Which lines of the records below contain the word "icon"? Copy each of them out.

Source data:
┌──
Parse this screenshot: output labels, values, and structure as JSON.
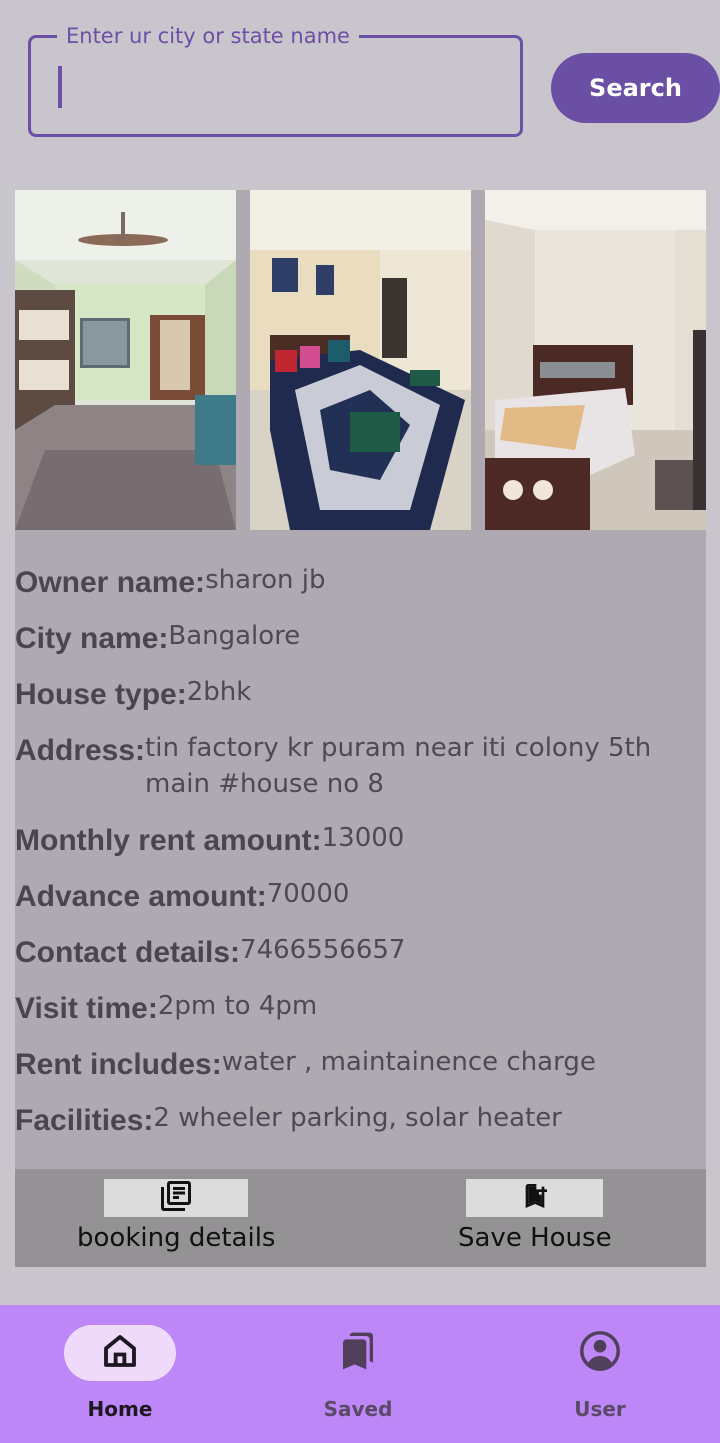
{
  "search": {
    "label": "Enter ur city or state name",
    "value": "",
    "button_label": "Search"
  },
  "listing": {
    "details": [
      {
        "key": "Owner name:",
        "value": "sharon jb"
      },
      {
        "key": "City name:",
        "value": "Bangalore"
      },
      {
        "key": "House type:",
        "value": "2bhk"
      },
      {
        "key": "Address:",
        "value": "tin factory kr puram near iti colony 5th main #house no 8"
      },
      {
        "key": "Monthly rent amount:",
        "value": "13000"
      },
      {
        "key": "Advance amount:",
        "value": "70000"
      },
      {
        "key": "Contact details:",
        "value": "7466556657"
      },
      {
        "key": "Visit time:",
        "value": "2pm to 4pm"
      },
      {
        "key": "Rent includes:",
        "value": "water , maintainence charge"
      },
      {
        "key": "Facilities:",
        "value": "2 wheeler parking, solar heater"
      }
    ],
    "actions": {
      "booking_label": "booking details",
      "save_label": "Save House"
    }
  },
  "bottom_nav": {
    "items": [
      {
        "label": "Home",
        "icon": "home-icon",
        "active": true
      },
      {
        "label": "Saved",
        "icon": "bookmarks-icon",
        "active": false
      },
      {
        "label": "User",
        "icon": "account-circle-icon",
        "active": false
      }
    ]
  },
  "colors": {
    "accent": "#6a4fa4",
    "nav_background": "#bd87f7",
    "card_background": "#afaab1",
    "screen_background": "#c9c5cc"
  }
}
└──
## TASK RESULT:
        "icon": "home-icon",
        "icon": "bookmarks-icon",
        "icon": "account-circle-icon",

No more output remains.